Elliot Gonzalez: Planting Life Into The Community

Call Elliot Gonzalez a community activist. Call him an underground urban planner. Call him a gardener with a mission.

Full disclosure: I call him my friend.

Elliot is the codirector of Urban Paradise, a completely volunteer organization that is seeking permission from the city to plant a drought resistant garden on the library roof. And that’s just the beginning.

Many residents—even those who have lived in the city for decades— may not be aware that the roof of the library was once a park, an oasis of planters, fountains, seating areas, small lawns, and several performance spaces. The space is still there, though decrepit. The view is unparalleled in the city – it is our central park, sitting vacant, dormant, skeletal, grey instead of green, abandoned instead of being loved, cultivated, utilized.

Urban Paradise intends to turn this tragedy into a labor of love followed by a celebration.
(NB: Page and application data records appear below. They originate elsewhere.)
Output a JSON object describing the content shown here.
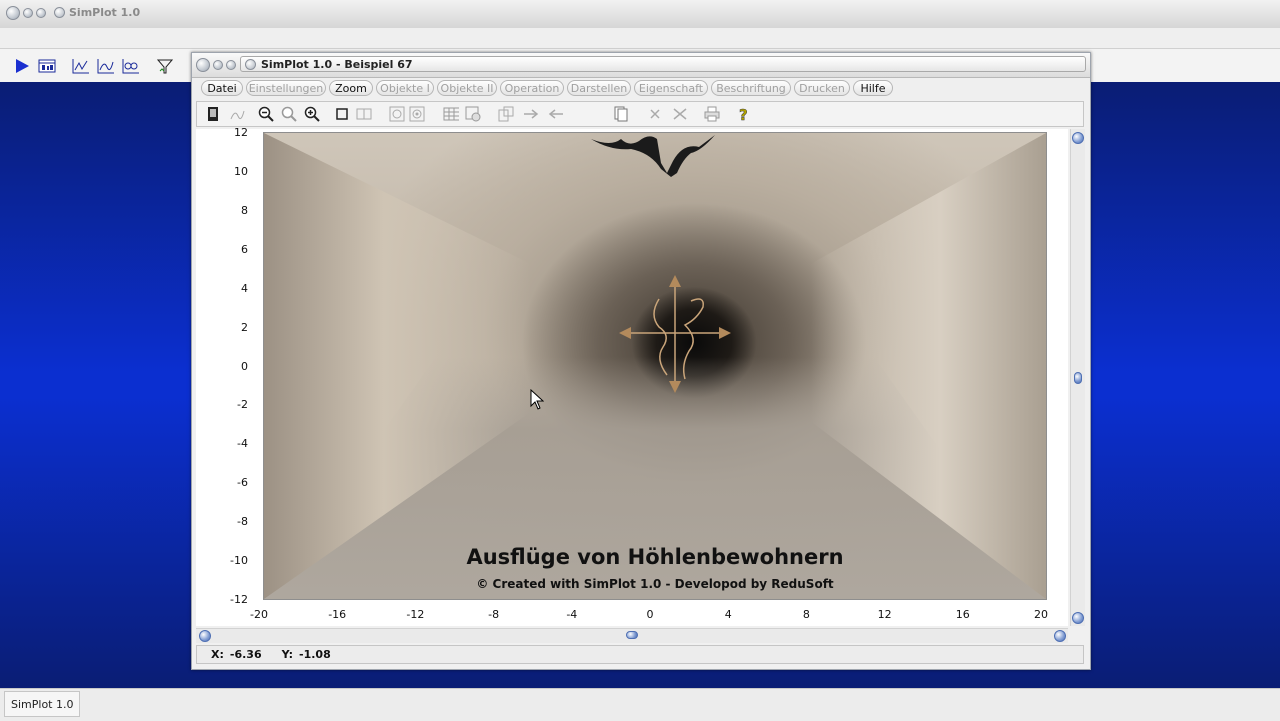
{
  "app": {
    "title": "SimPlot 1.0",
    "taskbar_label": "SimPlot 1.0"
  },
  "document": {
    "title": "SimPlot 1.0 - Beispiel 67",
    "menu": [
      {
        "label": "Datei",
        "enabled": true
      },
      {
        "label": "Einstellungen",
        "enabled": false
      },
      {
        "label": "Zoom",
        "enabled": true
      },
      {
        "label": "Objekte I",
        "enabled": false
      },
      {
        "label": "Objekte II",
        "enabled": false
      },
      {
        "label": "Operation",
        "enabled": false
      },
      {
        "label": "Darstellen",
        "enabled": false
      },
      {
        "label": "Eigenschaft",
        "enabled": false
      },
      {
        "label": "Beschriftung",
        "enabled": false
      },
      {
        "label": "Drucken",
        "enabled": false
      },
      {
        "label": "Hilfe",
        "enabled": true
      }
    ]
  },
  "chart_data": {
    "type": "scatter",
    "title": "Ausflüge von Höhlenbewohnern",
    "subtitle": "© Created with SimPlot 1.0 - Developod by ReduSoft",
    "xlim": [
      -20,
      20
    ],
    "ylim": [
      -12,
      12
    ],
    "x_ticks": [
      "-20",
      "-16",
      "-12",
      "-8",
      "-4",
      "0",
      "4",
      "8",
      "12",
      "16",
      "20"
    ],
    "y_ticks": [
      "12",
      "10",
      "8",
      "6",
      "4",
      "2",
      "0",
      "-2",
      "-4",
      "-6",
      "-8",
      "-10",
      "-12"
    ],
    "grid": false
  },
  "status": {
    "x_label": "X:",
    "x_value": "-6.36",
    "y_label": "Y:",
    "y_value": "-1.08"
  },
  "colors": {
    "desktop": "#0b2fd0",
    "accent_blue": "#4e6fb3"
  }
}
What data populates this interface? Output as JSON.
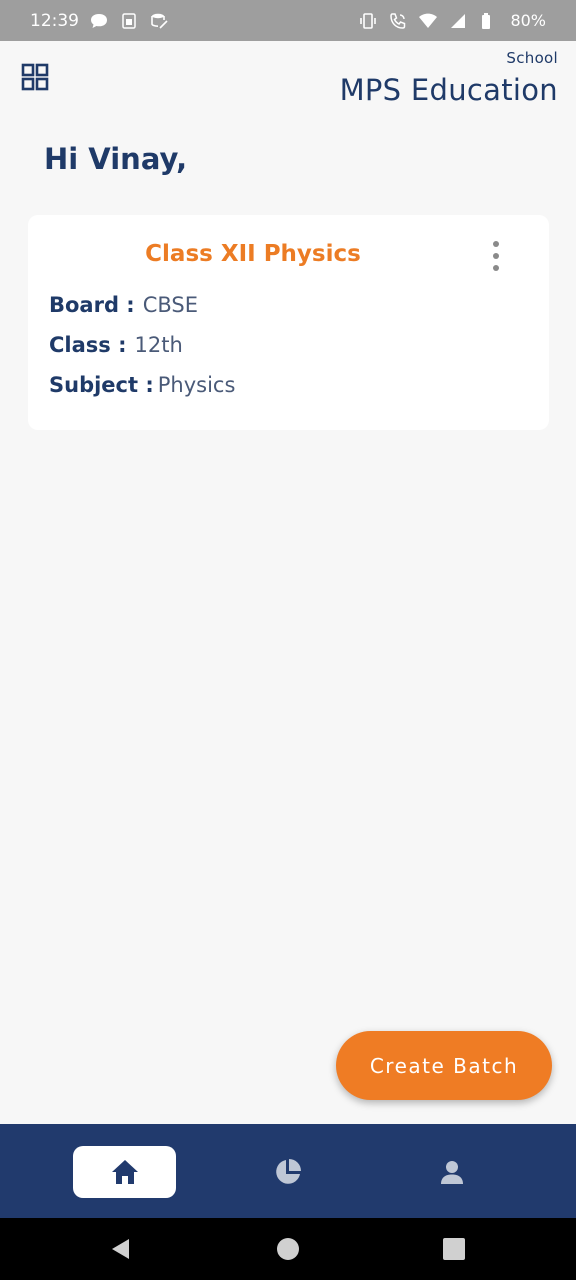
{
  "status_bar": {
    "time": "12:39",
    "battery": "80%",
    "left_icons": [
      "message-icon",
      "sim-icon",
      "storage-icon"
    ],
    "right_icons": [
      "vibrate-icon",
      "wifi-call-icon",
      "wifi-icon",
      "signal-icon",
      "battery-icon"
    ]
  },
  "header": {
    "menu_icon": "grid-icon",
    "school_label": "School",
    "school_name": "MPS Education"
  },
  "greeting": "Hi Vinay,",
  "batch_card": {
    "title": "Class XII Physics",
    "fields": [
      {
        "label": "Board :",
        "value": "CBSE"
      },
      {
        "label": "Class :",
        "value": "12th"
      },
      {
        "label": "Subject :",
        "value": "Physics"
      }
    ]
  },
  "fab": {
    "label": "Create Batch"
  },
  "bottom_nav": {
    "items": [
      {
        "icon": "home-icon",
        "active": true
      },
      {
        "icon": "pie-chart-icon",
        "active": false
      },
      {
        "icon": "person-icon",
        "active": false
      }
    ]
  },
  "system_nav": [
    "back-icon",
    "home-circle-icon",
    "recents-icon"
  ],
  "colors": {
    "primary": "#213a6d",
    "accent": "#ef7c24",
    "background": "#f7f7f7"
  }
}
They would like to see the park once again used to its fullest, with educational gardens, murals painted by local artists, performances, and all the activities of a true civic center, a central city plaza of the kind Long Beach now lacks.

Sounds great, don’t you think?

In June, the City Council gave Urban Paradise approval to create a garden adjacent to the library. Urban Paradise members and community volunteers hope to plant the seeds of their grand vision with a kind of small scale trial run before gaining access to the rooftop park – a 35′ x 70′ plot for drought-resistant and California native vegetation on the northeast corner of Ocean Boulevard and Pacific Avenue. .

Volunteers are invited and needed. To participate, just arrive:

Sunday, November 23, beginning at 10:30a.m.

Tools (shovels especially) are great but not required. Your own gardening gloves are recommended. Water and snacks will be provided. All ages and abilities are welcome.

This project is the beginning of a broader vision of Long Beach shared by Elliot and his fellow codirector, Rachel Bennish. Urban paradise has no full-time staff, no real budget (does Elliot’s bus fare count?), and no entrenched political connections. What they have is awareness, intelligence, passion, and a beautiful vision of a sustainable, highly livable city – and urban paradise.

“We’ve received no money from the city,” says Elliot. “Plants have been donated by Armstrong Gardens, Long Beach City College, The Eldorado Nature center. This is a project by and for the people who love Long Beach.”

One of the city’s stipulations was that the plants have to survive without irrigation. “Only the water that we can carry in buckets to the plot is permitted,” says Rachel Bennish, Urban Paradise’s co-director. “So, essentially, we must rely on rainwater, and we have to plant accordingly, using only the drought-resistant plants that are native to this area—the kind of plants that were here long before we had manicured lawns with sprinkler systems.”

Urban Paradise would like to see this kind of urban planning extend to residences, businesses, and government properties as soon as possible, and I couldn’t agree more.

Donations, including plants, money, tools or time, are gladly accepted.  Visit oururbanparadise.blogspot.com or just call Elliot: 562.786.3874.

How’s that for grassroots?

Support our journalism.

Hyperlocal news is an essential force in our democracy, but it costs money to keep an organization like this one alive, and we can’t rely on advertiser support alone. That’s why we’re asking readers like you to support our independent, fact-based journalism. We know you like it—that’s why you’re here. Help us keep hyperlocal news alive in Long Beach.